Given information:
##########

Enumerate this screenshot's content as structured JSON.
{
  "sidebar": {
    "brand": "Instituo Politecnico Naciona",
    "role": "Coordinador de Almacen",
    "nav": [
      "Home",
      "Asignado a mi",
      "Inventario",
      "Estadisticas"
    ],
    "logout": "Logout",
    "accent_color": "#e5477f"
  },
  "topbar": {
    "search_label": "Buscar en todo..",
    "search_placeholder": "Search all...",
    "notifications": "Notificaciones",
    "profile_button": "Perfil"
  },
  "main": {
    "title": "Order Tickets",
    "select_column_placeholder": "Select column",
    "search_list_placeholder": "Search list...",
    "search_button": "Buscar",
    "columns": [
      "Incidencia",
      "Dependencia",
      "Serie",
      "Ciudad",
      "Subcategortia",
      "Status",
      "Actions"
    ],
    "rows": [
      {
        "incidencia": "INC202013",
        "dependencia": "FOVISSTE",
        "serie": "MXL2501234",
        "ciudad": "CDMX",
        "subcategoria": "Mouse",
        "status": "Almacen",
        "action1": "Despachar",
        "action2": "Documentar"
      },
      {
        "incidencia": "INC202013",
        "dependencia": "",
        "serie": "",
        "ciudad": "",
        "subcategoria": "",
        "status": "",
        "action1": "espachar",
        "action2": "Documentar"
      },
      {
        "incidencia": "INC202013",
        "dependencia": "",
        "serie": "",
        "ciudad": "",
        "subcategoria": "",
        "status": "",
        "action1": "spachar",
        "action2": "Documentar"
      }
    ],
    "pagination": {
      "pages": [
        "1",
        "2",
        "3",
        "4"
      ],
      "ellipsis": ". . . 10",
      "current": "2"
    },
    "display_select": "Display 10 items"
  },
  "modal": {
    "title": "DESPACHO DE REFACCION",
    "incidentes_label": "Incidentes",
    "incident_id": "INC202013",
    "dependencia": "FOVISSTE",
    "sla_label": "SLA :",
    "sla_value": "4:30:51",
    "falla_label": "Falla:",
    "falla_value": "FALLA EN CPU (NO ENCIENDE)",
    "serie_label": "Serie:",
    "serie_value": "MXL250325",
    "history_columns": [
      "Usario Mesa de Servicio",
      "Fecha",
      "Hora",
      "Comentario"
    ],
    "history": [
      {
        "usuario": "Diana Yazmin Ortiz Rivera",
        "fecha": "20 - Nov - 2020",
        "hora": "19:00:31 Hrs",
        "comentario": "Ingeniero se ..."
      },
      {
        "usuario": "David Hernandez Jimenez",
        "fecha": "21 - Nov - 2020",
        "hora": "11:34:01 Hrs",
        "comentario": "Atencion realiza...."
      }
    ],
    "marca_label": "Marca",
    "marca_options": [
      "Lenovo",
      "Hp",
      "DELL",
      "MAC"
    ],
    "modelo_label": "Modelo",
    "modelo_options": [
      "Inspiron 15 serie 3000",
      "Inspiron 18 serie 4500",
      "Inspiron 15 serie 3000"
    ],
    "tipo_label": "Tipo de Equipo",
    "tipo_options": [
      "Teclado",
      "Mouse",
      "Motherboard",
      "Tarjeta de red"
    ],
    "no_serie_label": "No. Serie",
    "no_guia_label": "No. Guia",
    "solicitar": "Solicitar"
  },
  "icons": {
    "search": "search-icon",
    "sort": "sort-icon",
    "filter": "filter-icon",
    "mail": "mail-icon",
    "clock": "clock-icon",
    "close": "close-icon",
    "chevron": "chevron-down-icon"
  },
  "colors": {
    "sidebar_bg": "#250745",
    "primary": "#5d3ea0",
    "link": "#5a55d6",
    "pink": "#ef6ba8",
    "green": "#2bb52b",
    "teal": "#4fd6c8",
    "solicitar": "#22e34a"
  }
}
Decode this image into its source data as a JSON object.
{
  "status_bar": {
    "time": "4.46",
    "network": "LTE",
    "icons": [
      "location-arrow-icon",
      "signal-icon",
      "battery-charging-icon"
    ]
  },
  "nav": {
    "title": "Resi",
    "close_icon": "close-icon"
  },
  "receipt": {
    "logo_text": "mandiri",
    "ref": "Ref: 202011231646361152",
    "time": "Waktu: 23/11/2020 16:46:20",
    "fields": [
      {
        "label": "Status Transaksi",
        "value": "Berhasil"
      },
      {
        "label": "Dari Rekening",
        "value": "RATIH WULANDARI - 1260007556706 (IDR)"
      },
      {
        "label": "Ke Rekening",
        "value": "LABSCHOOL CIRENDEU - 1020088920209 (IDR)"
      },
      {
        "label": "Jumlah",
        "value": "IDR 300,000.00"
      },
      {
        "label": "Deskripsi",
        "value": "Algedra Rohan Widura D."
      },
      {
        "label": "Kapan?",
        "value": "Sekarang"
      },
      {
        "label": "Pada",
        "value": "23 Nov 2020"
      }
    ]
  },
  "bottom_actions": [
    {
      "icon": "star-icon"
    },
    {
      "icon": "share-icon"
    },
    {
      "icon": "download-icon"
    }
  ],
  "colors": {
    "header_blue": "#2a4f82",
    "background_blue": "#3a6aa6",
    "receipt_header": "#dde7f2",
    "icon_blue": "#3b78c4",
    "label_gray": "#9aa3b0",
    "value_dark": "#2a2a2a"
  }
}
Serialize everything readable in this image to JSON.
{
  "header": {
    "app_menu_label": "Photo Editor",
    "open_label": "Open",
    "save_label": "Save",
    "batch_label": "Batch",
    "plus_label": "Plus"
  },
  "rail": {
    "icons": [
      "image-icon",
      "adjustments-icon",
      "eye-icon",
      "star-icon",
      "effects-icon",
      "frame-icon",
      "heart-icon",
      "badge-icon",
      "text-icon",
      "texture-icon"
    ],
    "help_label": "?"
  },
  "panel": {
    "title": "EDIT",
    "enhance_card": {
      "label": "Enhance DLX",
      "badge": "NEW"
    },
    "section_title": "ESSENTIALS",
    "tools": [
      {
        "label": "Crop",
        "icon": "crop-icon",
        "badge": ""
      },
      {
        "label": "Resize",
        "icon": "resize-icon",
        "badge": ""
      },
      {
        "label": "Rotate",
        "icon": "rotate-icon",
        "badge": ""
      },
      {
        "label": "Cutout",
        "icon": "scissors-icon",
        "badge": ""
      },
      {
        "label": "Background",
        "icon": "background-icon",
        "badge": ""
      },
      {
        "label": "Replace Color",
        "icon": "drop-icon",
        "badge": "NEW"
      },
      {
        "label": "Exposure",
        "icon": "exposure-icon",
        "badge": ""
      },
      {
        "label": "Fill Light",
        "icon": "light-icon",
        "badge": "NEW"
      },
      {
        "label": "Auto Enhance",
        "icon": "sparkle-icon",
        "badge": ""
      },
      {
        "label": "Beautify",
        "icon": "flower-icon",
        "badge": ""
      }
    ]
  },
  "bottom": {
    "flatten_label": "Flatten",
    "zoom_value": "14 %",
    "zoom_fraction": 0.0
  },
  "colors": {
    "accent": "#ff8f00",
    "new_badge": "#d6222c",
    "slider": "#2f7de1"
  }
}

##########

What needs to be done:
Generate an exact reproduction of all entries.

Result of this task:
Enumerate this screenshot's content as structured JSON.
{
  "sidebar": {
    "brand": "Instituo Politecnico Naciona",
    "role": "Coordinador de Almacen",
    "nav": [
      "Home",
      "Asignado a mi",
      "Inventario",
      "Estadisticas"
    ],
    "logout": "Logout",
    "accent_color": "#e5477f"
  },
  "topbar": {
    "search_label": "Buscar en todo..",
    "search_placeholder": "Search all...",
    "notifications": "Notificaciones",
    "profile_button": "Perfil"
  },
  "main": {
    "title": "Order Tickets",
    "select_column_placeholder": "Select column",
    "search_list_placeholder": "Search list...",
    "search_button": "Buscar",
    "columns": [
      "Incidencia",
      "Dependencia",
      "Serie",
      "Ciudad",
      "Subcategortia",
      "Status",
      "Actions"
    ],
    "rows": [
      {
        "incidencia": "INC202013",
        "dependencia": "FOVISSTE",
        "serie": "MXL2501234",
        "ciudad": "CDMX",
        "subcategoria": "Mouse",
        "status": "Almacen",
        "action1": "Despachar",
        "action2": "Documentar"
      },
      {
        "incidencia": "INC202013",
        "dependencia": "",
        "serie": "",
        "ciudad": "",
        "subcategoria": "",
        "status": "",
        "action1": "espachar",
        "action2": "Documentar"
      },
      {
        "incidencia": "INC202013",
        "dependencia": "",
        "serie": "",
        "ciudad": "",
        "subcategoria": "",
        "status": "",
        "action1": "spachar",
        "action2": "Documentar"
      }
    ],
    "pagination": {
      "pages": [
        "1",
        "2",
        "3",
        "4"
      ],
      "ellipsis": ". . . 10",
      "current": "2"
    },
    "display_select": "Display 10 items"
  },
  "modal": {
    "title": "DESPACHO DE REFACCION",
    "incidentes_label": "Incidentes",
    "incident_id": "INC202013",
    "dependencia": "FOVISSTE",
    "sla_label": "SLA :",
    "sla_value": "4:30:51",
    "falla_label": "Falla:",
    "falla_value": "FALLA EN CPU (NO ENCIENDE)",
    "serie_label": "Serie:",
    "serie_value": "MXL250325",
    "history_columns": [
      "Usario Mesa de Servicio",
      "Fecha",
      "Hora",
      "Comentario"
    ],
    "history": [
      {
        "usuario": "Diana Yazmin Ortiz Rivera",
        "fecha": "20 - Nov - 2020",
        "hora": "19:00:31 Hrs",
        "comentario": "Ingeniero se ..."
      },
      {
        "usuario": "David Hernandez Jimenez",
        "fecha": "21 - Nov - 2020",
        "hora": "11:34:01 Hrs",
        "comentario": "Atencion realiza...."
      }
    ],
    "marca_label": "Marca",
    "marca_options": [
      "Lenovo",
      "Hp",
      "DELL",
      "MAC"
    ],
    "modelo_label": "Modelo",
    "modelo_options": [
      "Inspiron 15 serie 3000",
      "Inspiron 18 serie 4500",
      "Inspiron 15 serie 3000"
    ],
    "tipo_label": "Tipo de Equipo",
    "tipo_options": [
      "Teclado",
      "Mouse",
      "Motherboard",
      "Tarjeta de red"
    ],
    "no_serie_label": "No. Serie",
    "no_guia_label": "No. Guia",
    "solicitar": "Solicitar"
  },
  "icons": {
    "search": "search-icon",
    "sort": "sort-icon",
    "filter": "filter-icon",
    "mail": "mail-icon",
    "clock": "clock-icon",
    "close": "close-icon",
    "chevron": "chevron-down-icon"
  },
  "colors": {
    "sidebar_bg": "#250745",
    "primary": "#5d3ea0",
    "link": "#5a55d6",
    "pink": "#ef6ba8",
    "green": "#2bb52b",
    "teal": "#4fd6c8",
    "solicitar": "#22e34a"
  }
}
Decode this image into its source data as a JSON object.
{
  "status_bar": {
    "time": "4.46",
    "network": "LTE",
    "icons": [
      "location-arrow-icon",
      "signal-icon",
      "battery-charging-icon"
    ]
  },
  "nav": {
    "title": "Resi",
    "close_icon": "close-icon"
  },
  "receipt": {
    "logo_text": "mandiri",
    "ref": "Ref: 202011231646361152",
    "time": "Waktu: 23/11/2020 16:46:20",
    "fields": [
      {
        "label": "Status Transaksi",
        "value": "Berhasil"
      },
      {
        "label": "Dari Rekening",
        "value": "RATIH WULANDARI - 1260007556706 (IDR)"
      },
      {
        "label": "Ke Rekening",
        "value": "LABSCHOOL CIRENDEU - 1020088920209 (IDR)"
      },
      {
        "label": "Jumlah",
        "value": "IDR 300,000.00"
      },
      {
        "label": "Deskripsi",
        "value": "Algedra Rohan Widura D."
      },
      {
        "label": "Kapan?",
        "value": "Sekarang"
      },
      {
        "label": "Pada",
        "value": "23 Nov 2020"
      }
    ]
  },
  "bottom_actions": [
    {
      "icon": "star-icon"
    },
    {
      "icon": "share-icon"
    },
    {
      "icon": "download-icon"
    }
  ],
  "colors": {
    "header_blue": "#2a4f82",
    "background_blue": "#3a6aa6",
    "receipt_header": "#dde7f2",
    "icon_blue": "#3b78c4",
    "label_gray": "#9aa3b0",
    "value_dark": "#2a2a2a"
  }
}
Serialize everything readable in this image to JSON.
{
  "header": {
    "app_menu_label": "Photo Editor",
    "open_label": "Open",
    "save_label": "Save",
    "batch_label": "Batch",
    "plus_label": "Plus"
  },
  "rail": {
    "icons": [
      "image-icon",
      "adjustments-icon",
      "eye-icon",
      "star-icon",
      "effects-icon",
      "frame-icon",
      "heart-icon",
      "badge-icon",
      "text-icon",
      "texture-icon"
    ],
    "help_label": "?"
  },
  "panel": {
    "title": "EDIT",
    "enhance_card": {
      "label": "Enhance DLX",
      "badge": "NEW"
    },
    "section_title": "ESSENTIALS",
    "tools": [
      {
        "label": "Crop",
        "icon": "crop-icon",
        "badge": ""
      },
      {
        "label": "Resize",
        "icon": "resize-icon",
        "badge": ""
      },
      {
        "label": "Rotate",
        "icon": "rotate-icon",
        "badge": ""
      },
      {
        "label": "Cutout",
        "icon": "scissors-icon",
        "badge": ""
      },
      {
        "label": "Background",
        "icon": "background-icon",
        "badge": ""
      },
      {
        "label": "Replace Color",
        "icon": "drop-icon",
        "badge": "NEW"
      },
      {
        "label": "Exposure",
        "icon": "exposure-icon",
        "badge": ""
      },
      {
        "label": "Fill Light",
        "icon": "light-icon",
        "badge": "NEW"
      },
      {
        "label": "Auto Enhance",
        "icon": "sparkle-icon",
        "badge": ""
      },
      {
        "label": "Beautify",
        "icon": "flower-icon",
        "badge": ""
      }
    ]
  },
  "bottom": {
    "flatten_label": "Flatten",
    "zoom_value": "14 %",
    "zoom_fraction": 0.0
  },
  "colors": {
    "accent": "#ff8f00",
    "new_badge": "#d6222c",
    "slider": "#2f7de1"
  }
}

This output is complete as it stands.